■ **Task**
A picture-free, exact copy of all the records below is the goal.

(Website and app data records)
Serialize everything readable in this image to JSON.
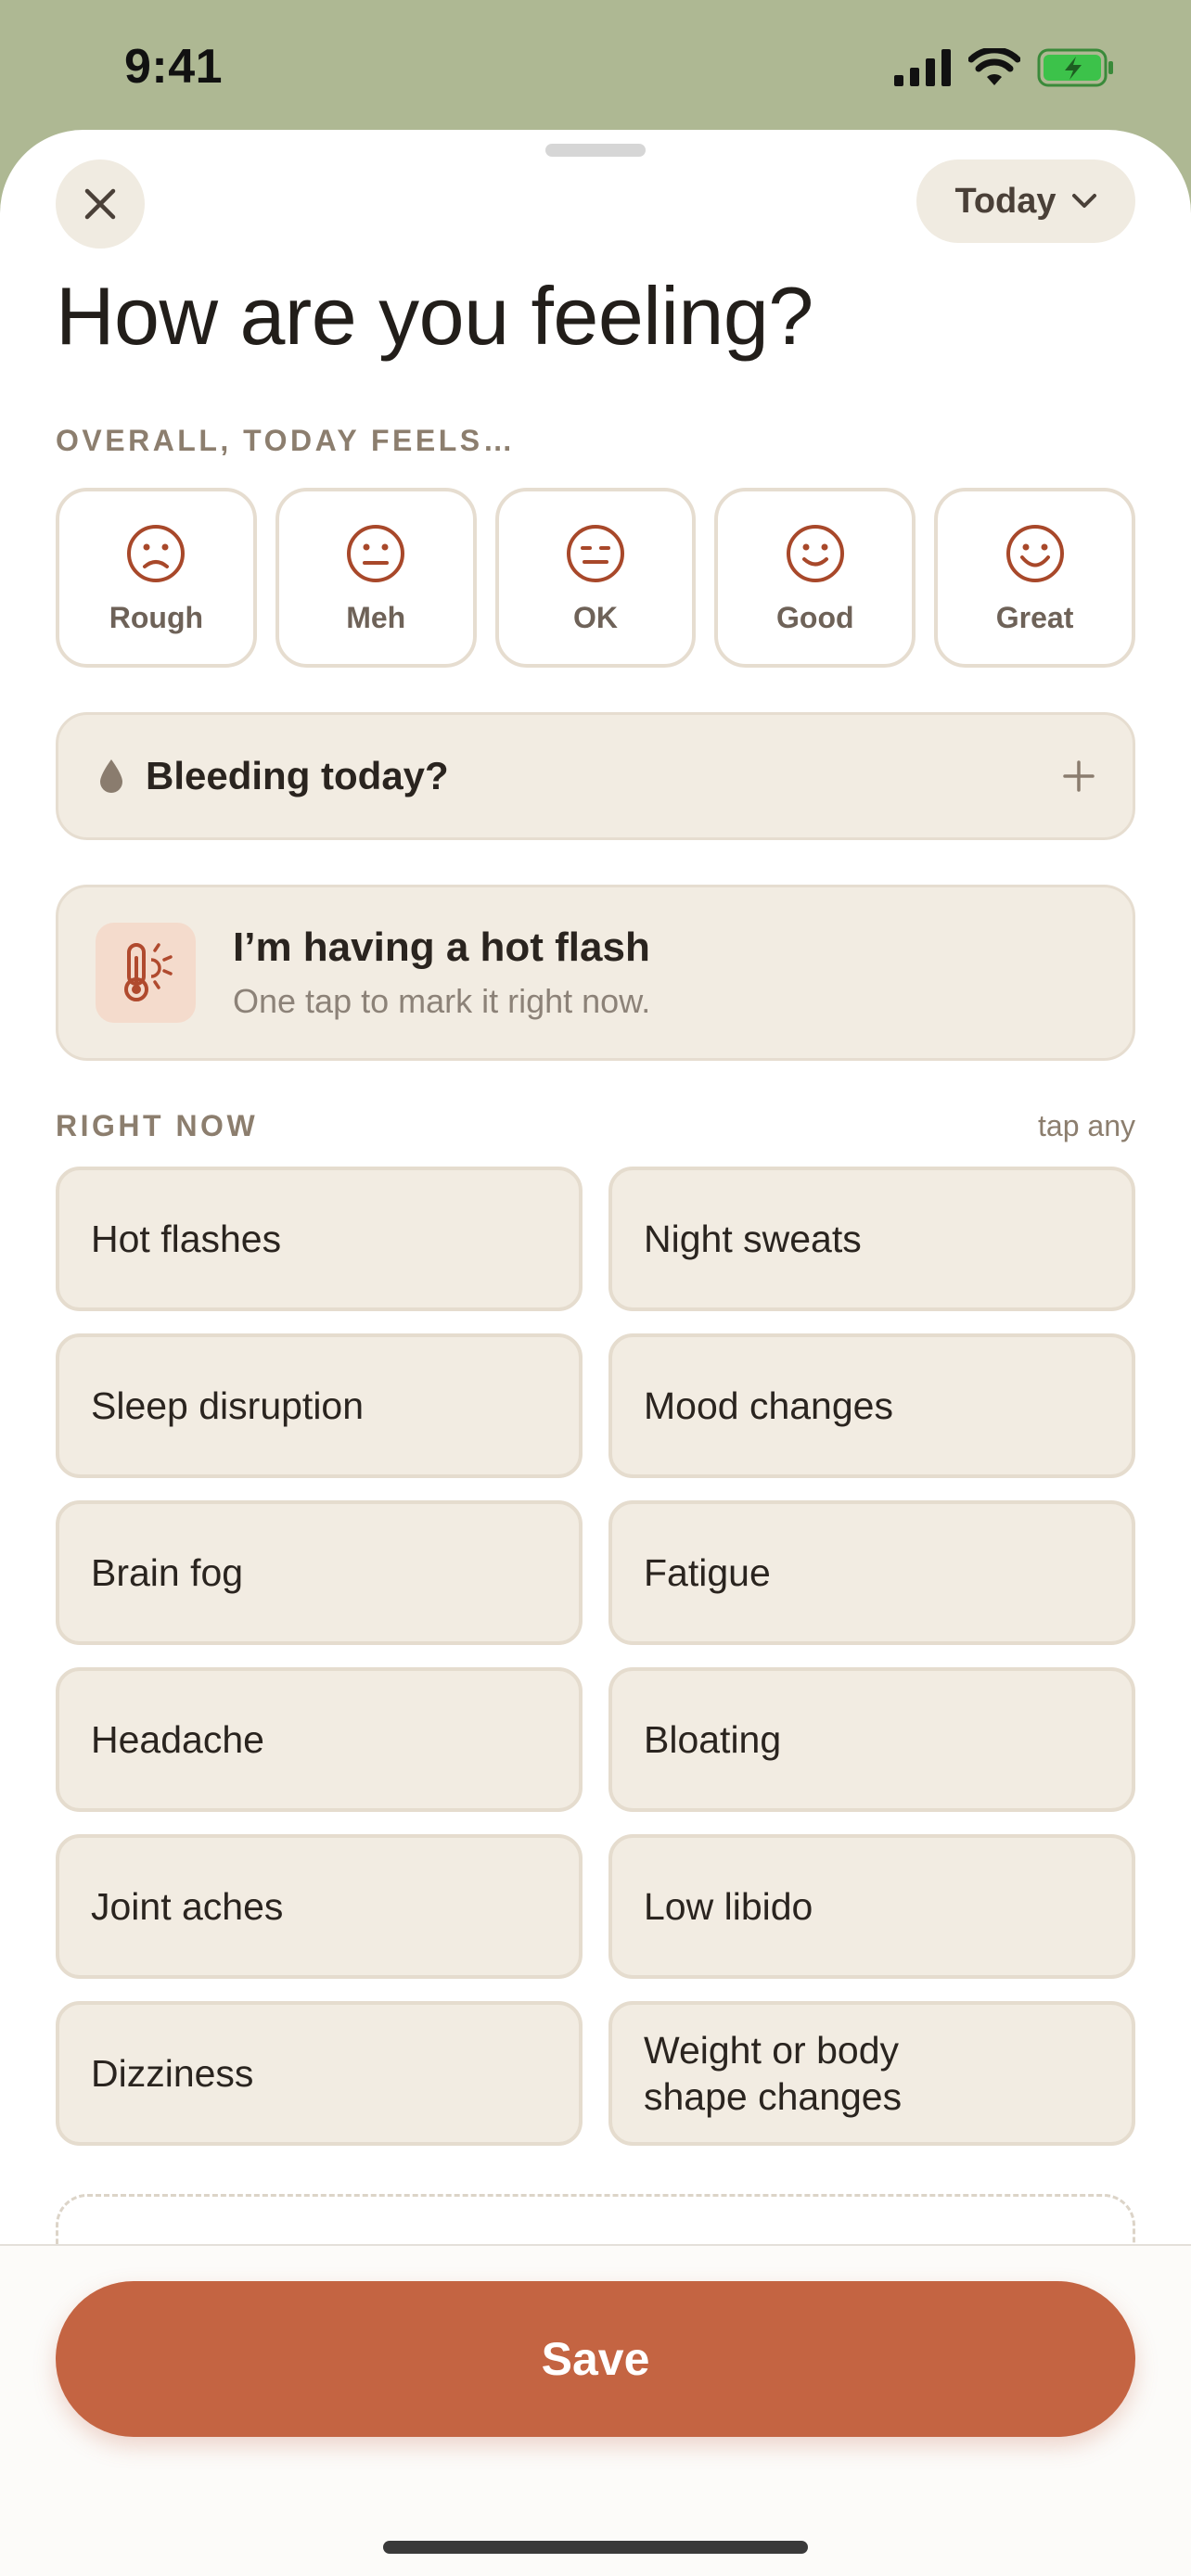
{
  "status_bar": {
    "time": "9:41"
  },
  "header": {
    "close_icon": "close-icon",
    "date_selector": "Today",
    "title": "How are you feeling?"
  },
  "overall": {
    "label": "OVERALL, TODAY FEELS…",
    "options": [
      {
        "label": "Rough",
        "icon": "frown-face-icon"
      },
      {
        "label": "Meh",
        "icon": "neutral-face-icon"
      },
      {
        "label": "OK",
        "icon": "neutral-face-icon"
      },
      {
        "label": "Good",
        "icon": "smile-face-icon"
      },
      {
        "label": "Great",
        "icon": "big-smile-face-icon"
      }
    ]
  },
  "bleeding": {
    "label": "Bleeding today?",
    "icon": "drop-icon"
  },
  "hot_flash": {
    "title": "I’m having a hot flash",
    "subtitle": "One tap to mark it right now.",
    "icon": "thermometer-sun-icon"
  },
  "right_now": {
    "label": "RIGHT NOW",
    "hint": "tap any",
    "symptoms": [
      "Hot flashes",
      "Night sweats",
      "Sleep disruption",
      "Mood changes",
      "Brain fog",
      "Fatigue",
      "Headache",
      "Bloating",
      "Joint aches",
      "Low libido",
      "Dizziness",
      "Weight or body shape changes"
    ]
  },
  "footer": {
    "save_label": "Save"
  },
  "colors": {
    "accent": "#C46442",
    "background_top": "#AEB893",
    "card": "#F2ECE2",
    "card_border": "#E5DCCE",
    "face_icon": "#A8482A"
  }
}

■ **Output for this exercise**
Serialize everything readable in this image to JSON.
{
  "status_bar": {
    "time": "9:41"
  },
  "header": {
    "close_icon": "close-icon",
    "date_selector": "Today",
    "title": "How are you feeling?"
  },
  "overall": {
    "label": "OVERALL, TODAY FEELS…",
    "options": [
      {
        "label": "Rough",
        "icon": "frown-face-icon"
      },
      {
        "label": "Meh",
        "icon": "neutral-face-icon"
      },
      {
        "label": "OK",
        "icon": "neutral-face-icon"
      },
      {
        "label": "Good",
        "icon": "smile-face-icon"
      },
      {
        "label": "Great",
        "icon": "big-smile-face-icon"
      }
    ]
  },
  "bleeding": {
    "label": "Bleeding today?",
    "icon": "drop-icon"
  },
  "hot_flash": {
    "title": "I’m having a hot flash",
    "subtitle": "One tap to mark it right now.",
    "icon": "thermometer-sun-icon"
  },
  "right_now": {
    "label": "RIGHT NOW",
    "hint": "tap any",
    "symptoms": [
      "Hot flashes",
      "Night sweats",
      "Sleep disruption",
      "Mood changes",
      "Brain fog",
      "Fatigue",
      "Headache",
      "Bloating",
      "Joint aches",
      "Low libido",
      "Dizziness",
      "Weight or body shape changes"
    ]
  },
  "footer": {
    "save_label": "Save"
  },
  "colors": {
    "accent": "#C46442",
    "background_top": "#AEB893",
    "card": "#F2ECE2",
    "card_border": "#E5DCCE",
    "face_icon": "#A8482A"
  }
}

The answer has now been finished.